* _ACTIVITY_:
Below are records; how many of their lines hold the string "name"? Reply with nothing but the number.

* _Element data from apps and pages_:
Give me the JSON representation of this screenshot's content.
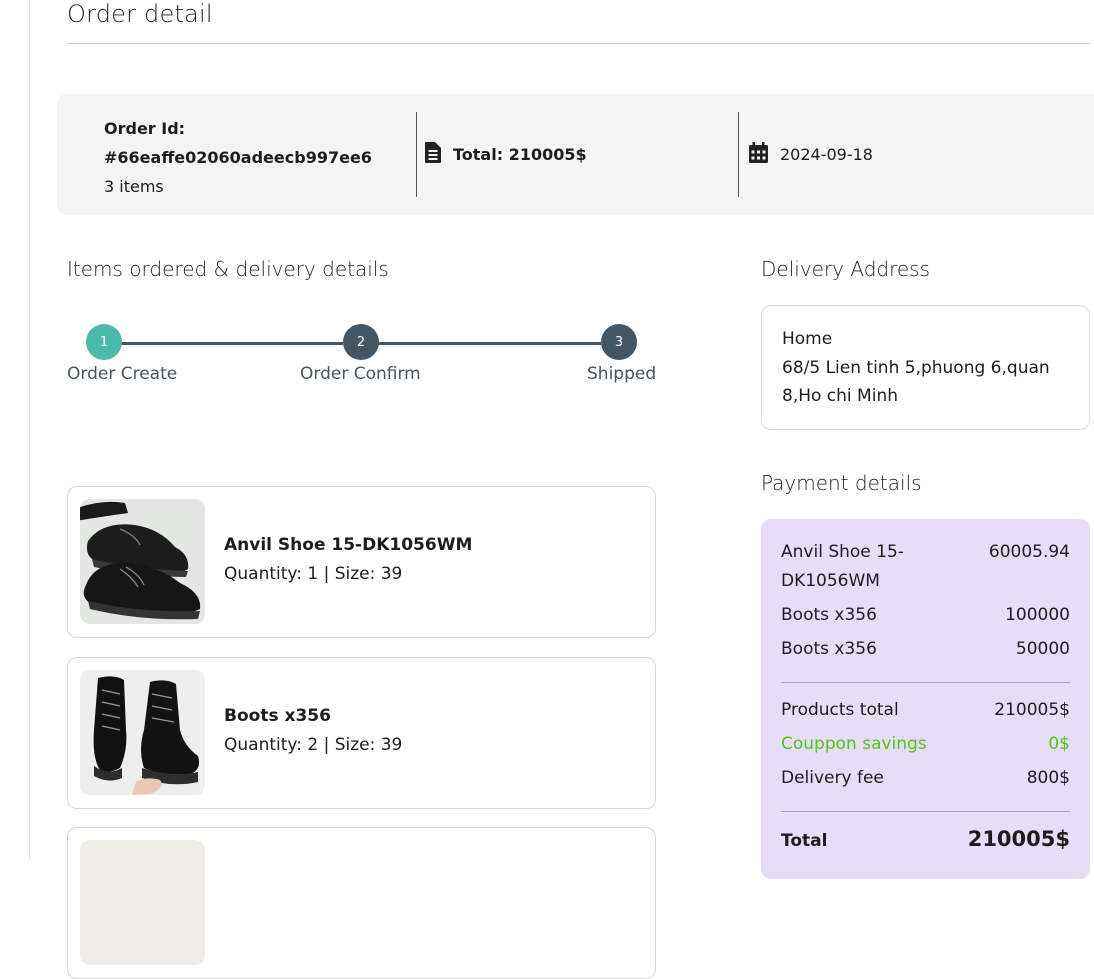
{
  "page": {
    "title": "Order detail"
  },
  "summary": {
    "order_id_label": "Order Id:",
    "order_id": "#66eaffe02060adeecb997ee6",
    "items_count": "3 items",
    "total": "Total: 210005$",
    "date": "2024-09-18"
  },
  "items_section": {
    "title": "Items ordered & delivery details"
  },
  "steps": [
    {
      "number": "1",
      "label": "Order Create",
      "state": "done",
      "color": "#4dbaa9"
    },
    {
      "number": "2",
      "label": "Order Confirm",
      "state": "pending",
      "color": "#455561"
    },
    {
      "number": "3",
      "label": "Shipped",
      "state": "pending",
      "color": "#455561"
    }
  ],
  "items": [
    {
      "name": "Anvil Shoe 15-DK1056WM",
      "meta": "Quantity: 1 | Size: 39",
      "image": "black-derby-shoes"
    },
    {
      "name": "Boots x356",
      "meta": "Quantity: 2 | Size: 39",
      "image": "black-lace-up-boots"
    },
    {
      "name": "",
      "meta": "",
      "image": "light-product-photo"
    }
  ],
  "delivery": {
    "title": "Delivery Address",
    "label": "Home",
    "address": "68/5 Lien tinh 5,phuong 6,quan 8,Ho chi Minh"
  },
  "payment": {
    "title": "Payment details",
    "lines": [
      {
        "name": "Anvil Shoe 15-DK1056WM",
        "amount": "60005.94"
      },
      {
        "name": "Boots x356",
        "amount": "100000"
      },
      {
        "name": "Boots x356",
        "amount": "50000"
      }
    ],
    "products_total_label": "Products total",
    "products_total": "210005$",
    "coupon_label": "Couppon savings",
    "coupon": "0$",
    "delivery_fee_label": "Delivery fee",
    "delivery_fee": "800$",
    "total_label": "Total",
    "total": "210005$"
  },
  "colors": {
    "coupon_green": "#52c41a",
    "payment_bg": "#e7ddf8",
    "summary_bg": "#f4f4f4"
  }
}
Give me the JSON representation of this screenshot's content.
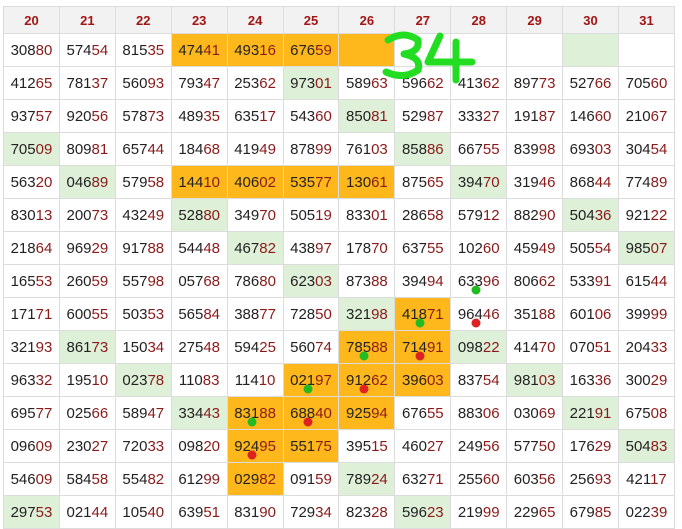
{
  "headers": [
    "20",
    "21",
    "22",
    "23",
    "24",
    "25",
    "26",
    "27",
    "28",
    "29",
    "30",
    "31"
  ],
  "rows": [
    [
      "30880",
      "57454",
      "81535",
      "47441",
      "49316",
      "67659",
      "",
      "",
      "",
      "",
      "",
      ""
    ],
    [
      "41265",
      "78137",
      "56093",
      "79347",
      "25362",
      "97301",
      "58963",
      "59662",
      "41362",
      "89773",
      "52766",
      "70560"
    ],
    [
      "93757",
      "92056",
      "57873",
      "48935",
      "63517",
      "54360",
      "85081",
      "52987",
      "33327",
      "19187",
      "14660",
      "21067"
    ],
    [
      "70509",
      "80981",
      "65744",
      "18468",
      "41949",
      "87899",
      "76103",
      "85886",
      "66755",
      "83998",
      "69303",
      "30454"
    ],
    [
      "56320",
      "04689",
      "57958",
      "14410",
      "40602",
      "53577",
      "13061",
      "87565",
      "39470",
      "31946",
      "86844",
      "77489"
    ],
    [
      "83013",
      "20073",
      "43249",
      "52880",
      "34970",
      "50519",
      "83301",
      "28658",
      "57912",
      "88290",
      "50436",
      "92122"
    ],
    [
      "21864",
      "96929",
      "91788",
      "54448",
      "46782",
      "43897",
      "17870",
      "63755",
      "10260",
      "45949",
      "50554",
      "98507"
    ],
    [
      "16553",
      "26059",
      "55798",
      "05768",
      "78680",
      "62303",
      "87388",
      "39494",
      "63396",
      "80662",
      "53391",
      "61544"
    ],
    [
      "17171",
      "60055",
      "50353",
      "56584",
      "38877",
      "72850",
      "32198",
      "41871",
      "96446",
      "35188",
      "60106",
      "39999"
    ],
    [
      "32193",
      "86173",
      "15034",
      "27548",
      "59425",
      "56074",
      "78588",
      "71491",
      "09822",
      "41470",
      "07051",
      "20433"
    ],
    [
      "96332",
      "19510",
      "02378",
      "11083",
      "11410",
      "02197",
      "91262",
      "39603",
      "83754",
      "98103",
      "16336",
      "30029"
    ],
    [
      "69577",
      "02566",
      "58947",
      "33443",
      "83188",
      "68840",
      "92594",
      "67655",
      "88306",
      "03069",
      "22191",
      "67508"
    ],
    [
      "09609",
      "23027",
      "72033",
      "09820",
      "92495",
      "55175",
      "39515",
      "46027",
      "24956",
      "57750",
      "17629",
      "50483"
    ],
    [
      "54609",
      "58458",
      "55482",
      "61299",
      "02982",
      "09159",
      "78924",
      "63271",
      "25560",
      "60356",
      "25693",
      "42117"
    ],
    [
      "29753",
      "02144",
      "10540",
      "63951",
      "83190",
      "72934",
      "82328",
      "59623",
      "21999",
      "22965",
      "67985",
      "02239"
    ]
  ],
  "highlight_colors": {
    "green": "#dff0d8",
    "orange": "#ffb81c",
    "header_text": "#a31515"
  },
  "handwritten_note": "34",
  "green_cells": [
    [
      0,
      10
    ],
    [
      1,
      5
    ],
    [
      2,
      6
    ],
    [
      3,
      0
    ],
    [
      3,
      7
    ],
    [
      4,
      1
    ],
    [
      4,
      8
    ],
    [
      5,
      3
    ],
    [
      5,
      10
    ],
    [
      6,
      4
    ],
    [
      6,
      11
    ],
    [
      7,
      5
    ],
    [
      8,
      6
    ],
    [
      9,
      1
    ],
    [
      9,
      8
    ],
    [
      10,
      2
    ],
    [
      10,
      9
    ],
    [
      11,
      3
    ],
    [
      11,
      10
    ],
    [
      12,
      11
    ],
    [
      13,
      6
    ],
    [
      14,
      0
    ],
    [
      14,
      7
    ]
  ],
  "orange_cells": [
    [
      0,
      3
    ],
    [
      0,
      4
    ],
    [
      0,
      5
    ],
    [
      0,
      6
    ],
    [
      4,
      3
    ],
    [
      4,
      4
    ],
    [
      4,
      5
    ],
    [
      4,
      6
    ],
    [
      8,
      7
    ],
    [
      9,
      6
    ],
    [
      9,
      7
    ],
    [
      10,
      5
    ],
    [
      10,
      6
    ],
    [
      10,
      7
    ],
    [
      11,
      4
    ],
    [
      11,
      5
    ],
    [
      11,
      6
    ],
    [
      12,
      4
    ],
    [
      12,
      5
    ],
    [
      13,
      4
    ]
  ],
  "dots": [
    {
      "row": 7,
      "col": 8,
      "color": "#22bb22"
    },
    {
      "row": 8,
      "col": 7,
      "color": "#22bb22"
    },
    {
      "row": 8,
      "col": 8,
      "color": "#dd2222"
    },
    {
      "row": 9,
      "col": 6,
      "color": "#22bb22"
    },
    {
      "row": 9,
      "col": 7,
      "color": "#dd2222"
    },
    {
      "row": 10,
      "col": 5,
      "color": "#22bb22"
    },
    {
      "row": 10,
      "col": 6,
      "color": "#dd2222"
    },
    {
      "row": 11,
      "col": 4,
      "color": "#22bb22"
    },
    {
      "row": 11,
      "col": 5,
      "color": "#dd2222"
    },
    {
      "row": 12,
      "col": 4,
      "color": "#dd2222"
    }
  ]
}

* _FINAL ANSWER_:
6